Most women end up in prostitution because they have run out of options. Who can reasonably argue that women choose prostitution when the driver is desperation and their options are all bad?
Shame on us, and those countries like Australia where the very existence of a legalised prostitution industry sets the framework and drives our society’s view of women’s worth, forcing us as a culture to normalise male privilege and a view of sex that solidifies gender inequality.
Founder of The Salvation Army, William Booth, recognised the absurdity of viewing prostitution as a profession, and through the life and work of the early Army called out this industry and society for the oppression it perpetrated and tolerated.
Today, surely, The Salvation Army should still be on the side that proclaims the right of every individual to dignity and integrity of their body.
We need to remove the scales from our eyes if we are not seeing prostitution and the global sex trade as the world’s “oldest oppression”.
Historically, most countries have treated prostitution as a criminal activity, by both purchasers and those prostituted. This is known as prohibition.
However, in every society that takes this approach, it is the women who end up in jail and with a record for soliciting or prostitution, while the punters and pimps who procure and profit from prostituted women usually escape prosecution and attention.
Over the past 40 years, various countries have experimented with different approaches to regulatory frameworks around prostitution.
There are basically two approaches: 1. Forms of legalisation and decriminalisation; and 2. Asymmetrical decriminalisation – or the Nordic Model.
Countries that have pursued some form of legalisation or decriminalisation include the Netherlands, Germany and New Zealand, the states of NSW, Victoria and Queensland in Australia, and the state of Nevada in the United States.
They claim it will make the industry safer for those being prostituted and for those buying sex.

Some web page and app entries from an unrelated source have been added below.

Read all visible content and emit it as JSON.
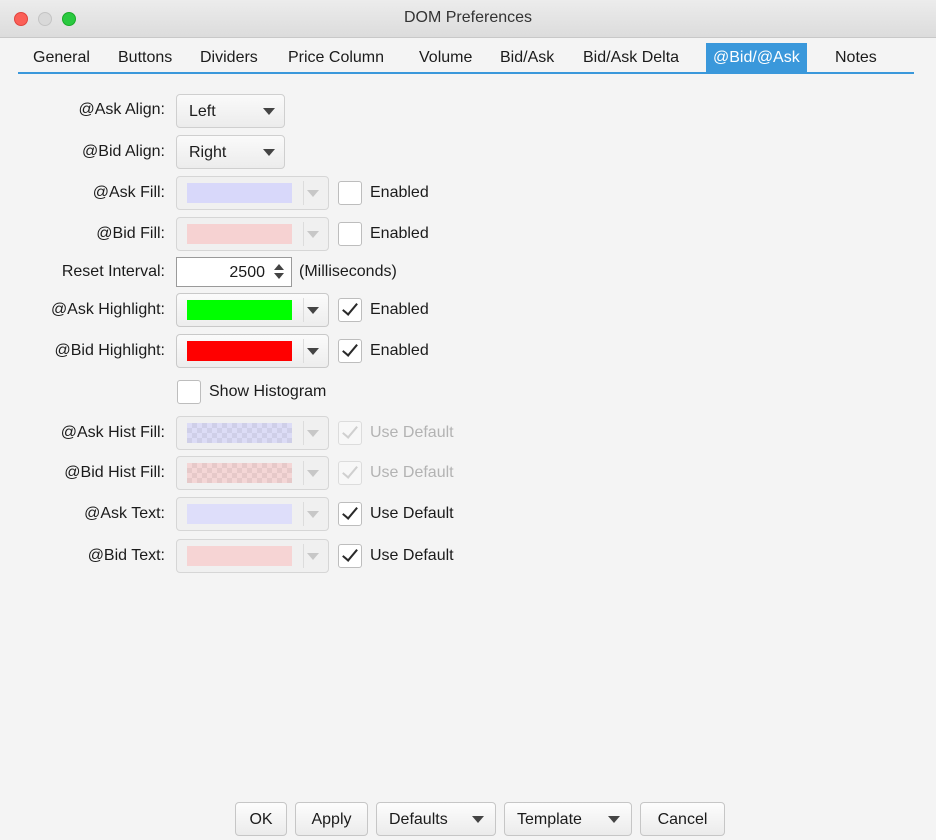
{
  "window": {
    "title": "DOM Preferences",
    "accent_color": "#3a98db"
  },
  "tabs": [
    {
      "label": "General"
    },
    {
      "label": "Buttons"
    },
    {
      "label": "Dividers"
    },
    {
      "label": "Price Column"
    },
    {
      "label": "Volume"
    },
    {
      "label": "Bid/Ask"
    },
    {
      "label": "Bid/Ask Delta"
    },
    {
      "label": "@Bid/@Ask",
      "active": true
    },
    {
      "label": "Notes"
    }
  ],
  "form": {
    "ask_align": {
      "label": "@Ask Align:",
      "value": "Left"
    },
    "bid_align": {
      "label": "@Bid Align:",
      "value": "Right"
    },
    "ask_fill": {
      "label": "@Ask Fill:",
      "color": "#d8d8fa",
      "checkbox_label": "Enabled",
      "checked": false
    },
    "bid_fill": {
      "label": "@Bid Fill:",
      "color": "#f6d2d2",
      "checkbox_label": "Enabled",
      "checked": false
    },
    "reset_interval": {
      "label": "Reset Interval:",
      "value": "2500",
      "unit": "(Milliseconds)"
    },
    "ask_highlight": {
      "label": "@Ask Highlight:",
      "color": "#00ff00",
      "checkbox_label": "Enabled",
      "checked": true
    },
    "bid_highlight": {
      "label": "@Bid Highlight:",
      "color": "#ff0000",
      "checkbox_label": "Enabled",
      "checked": true
    },
    "show_histogram": {
      "label": "Show Histogram",
      "checked": false
    },
    "ask_hist_fill": {
      "label": "@Ask Hist Fill:",
      "color": "#dcdcf6",
      "checkbox_label": "Use Default",
      "checked": true,
      "disabled": true
    },
    "bid_hist_fill": {
      "label": "@Bid Hist Fill:",
      "color": "#f4d6d6",
      "checkbox_label": "Use Default",
      "checked": true,
      "disabled": true
    },
    "ask_text": {
      "label": "@Ask Text:",
      "color": "#dedefa",
      "checkbox_label": "Use Default",
      "checked": true
    },
    "bid_text": {
      "label": "@Bid Text:",
      "color": "#f6d4d4",
      "checkbox_label": "Use Default",
      "checked": true
    }
  },
  "buttons": {
    "ok": "OK",
    "apply": "Apply",
    "defaults": "Defaults",
    "template": "Template",
    "cancel": "Cancel"
  }
}
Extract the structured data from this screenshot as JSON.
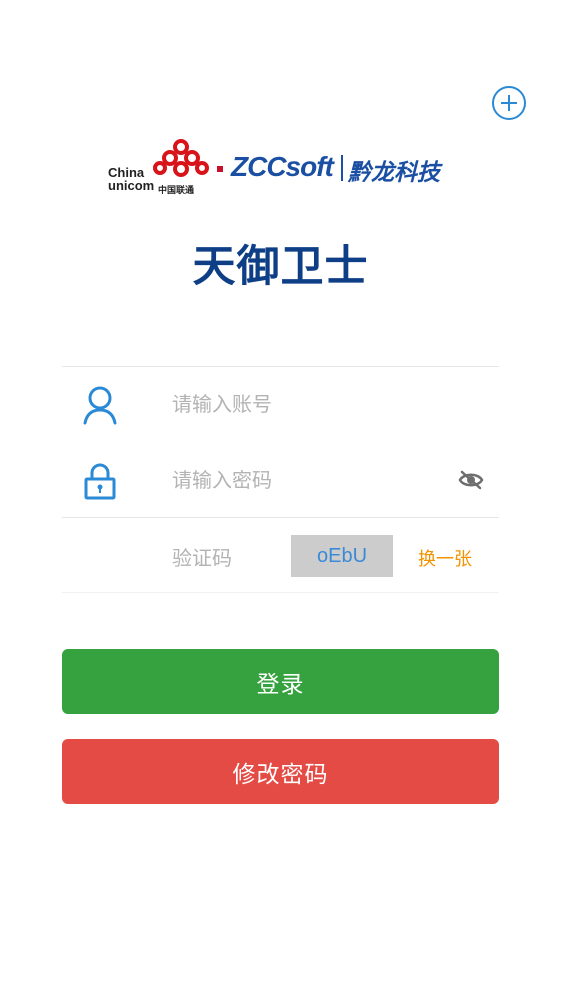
{
  "brand": {
    "china_unicom_en_line1": "China",
    "china_unicom_en_line2": "unicom",
    "china_unicom_cn": "中国联通",
    "zcc_logo": "ZCCsoft",
    "zcc_cn": "黔龙科技"
  },
  "app_title": "天御卫士",
  "form": {
    "account": {
      "placeholder": "请输入账号",
      "value": "",
      "icon": "user-icon"
    },
    "password": {
      "placeholder": "请输入密码",
      "value": "",
      "icon": "lock-icon",
      "toggle_icon": "eye-hidden-icon"
    },
    "captcha": {
      "label": "验证码",
      "code": "oEbU",
      "refresh_label": "换一张"
    }
  },
  "buttons": {
    "login": "登录",
    "change_password": "修改密码"
  },
  "colors": {
    "accent_blue": "#2b8ad6",
    "title_blue": "#0e3f86",
    "login_green": "#36a23f",
    "change_red": "#e34b44",
    "refresh_orange": "#f29300"
  }
}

What we have seen in countries taking this approach is that both the legal and illegal segments of the sex trade flourish.
Organised crime, always associated with prostitution, escalates, and the trafficking of women increases.
This approach also serves to normalise and legitimise commerce in the bodies of women, and it makes pimps, sex club and brothel owners legitimate businesspeople.
And we have tolerated and arguably become desensitised to this in NSW, Victoria and Queensland over the past 30 years.
Is this okay?
Another approach to grappling not only with prostitution but addressing the deeper gender inequality underpinning this trade, is known as the Nordic Model.
Countries adopting this approach acknowledge that the activity of prostitution is in itself, violence towards women, and does not contribute to a society that values gender equality.
Countries that have adopted this approach include Sweden, Norway, Iceland, Northern Ireland, South Korea, Canada and France.
The Nordic Model criminalises those who drive demand for people to be prostituted, so the buyers, pimps and traffickers face criminal prosecution, while prostituted people are not criminalised.
Significantly, under this legal framework there is also provision of funding to support people in exiting prostitution, as well as to help those vulnerable to being prostituted.
This model also provides investment in education and awareness-raising among police and judiciary so that laws can be effectively enforced.
The Salvation Army is a movement committed to working for justice, tackling the social systems that harm creation and strip away human dignity, joining God’s work to build a fairer world where all can thrive.
I believe The Salvation Army should be standing on the side of the vulnerable and exploited and throwing our weight and effort behind the moves for law reform in Australia and elsewhere, so as to deal with demand for people to be sold for sex.
Nikki Capp leads The Salvation Army’s brothel outreach ministry that operates in NSW, Victoria and Queensland.